Laboratory of Plant-Microbes interactions
Genomics of adaptation during experimental evolution of legume symbionts
Author(s): Clerissi, C, Capela, D, Remigi, P, Torchet, R, Cruveiller, S, Rocha, E, Masson-Boivin, C

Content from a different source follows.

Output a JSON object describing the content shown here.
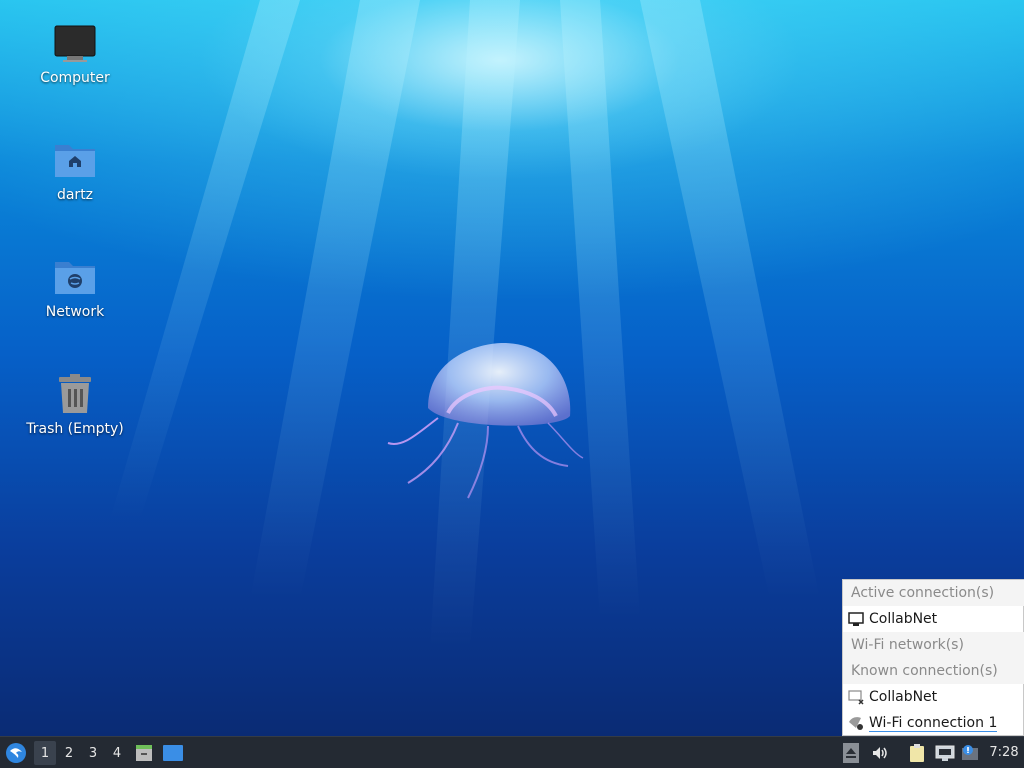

Exchange of genetic material plays a major role in bacterium evolution. Among the best illustrations are nitrogen-fixing legume symbionts that evolved and spread in many unrelated phylogenetic branches through lateral transfer of essential symbiotic genes. The full phenotypic expression of the acquired traits may require readjustment of the new genetic background. However mechanisms allowing post-LGT adaptation are largely unknown. To address this question, we took advantage of the experimental evolution of a pathogenic Ralstonia solanacearum chimera carrying the symbiotic plasmid of the rhizobium Cupriavidus taiwanensis into legume symbionts (1). The chimeric Ralstonia was progressively adapted to nodule tissues by 9 parallel lineages of serial ex planta-in planta passages. Evolution was very fast, since the two first major symbiotic steps, nodulation and intracellular infection, have been acquired in less than 16 cycles (1,2). Genome resequencing revealed an overabundance of mutations in our evolution experiment. A total of ca. 500 point-mutations were detected in the 9 final clones as compared to the original ancestor. We will present a first analysis of the genomic changes that came along with the adaptation process, i. e. mutation spectra, evolution of the number and nature of mutations and molecular convergences between lineages at the gene, operon and pathways levels.